TASK PROMPT – Each entry that appears below should be restated word for word.

DATA –
========

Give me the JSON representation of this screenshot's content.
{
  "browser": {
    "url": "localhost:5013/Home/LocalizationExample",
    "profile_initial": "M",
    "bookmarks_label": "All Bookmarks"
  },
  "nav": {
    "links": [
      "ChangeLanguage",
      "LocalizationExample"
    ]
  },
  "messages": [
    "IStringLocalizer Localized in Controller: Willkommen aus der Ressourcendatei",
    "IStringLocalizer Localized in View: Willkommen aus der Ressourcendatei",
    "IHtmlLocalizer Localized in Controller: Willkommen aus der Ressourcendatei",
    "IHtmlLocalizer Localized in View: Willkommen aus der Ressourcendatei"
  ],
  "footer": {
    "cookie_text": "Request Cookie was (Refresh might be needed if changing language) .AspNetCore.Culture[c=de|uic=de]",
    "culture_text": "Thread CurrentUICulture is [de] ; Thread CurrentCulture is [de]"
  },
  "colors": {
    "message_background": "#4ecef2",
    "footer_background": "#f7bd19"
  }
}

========

RESPONSE AREA –
Give me the JSON representation of this screenshot's content.
{
  "browser": {
    "url": "localhost:5013/Home/LocalizationExample",
    "profile_initial": "M",
    "bookmarks_label": "All Bookmarks"
  },
  "nav": {
    "links": [
      "ChangeLanguage",
      "LocalizationExample"
    ]
  },
  "messages": [
    "IStringLocalizer Localized in Controller: Willkommen aus der Ressourcendatei",
    "IStringLocalizer Localized in View: Willkommen aus der Ressourcendatei",
    "IHtmlLocalizer Localized in Controller: Willkommen aus der Ressourcendatei",
    "IHtmlLocalizer Localized in View: Willkommen aus der Ressourcendatei"
  ],
  "footer": {
    "cookie_text": "Request Cookie was (Refresh might be needed if changing language) .AspNetCore.Culture[c=de|uic=de]",
    "culture_text": "Thread CurrentUICulture is [de] ; Thread CurrentCulture is [de]"
  },
  "colors": {
    "message_background": "#4ecef2",
    "footer_background": "#f7bd19"
  }
}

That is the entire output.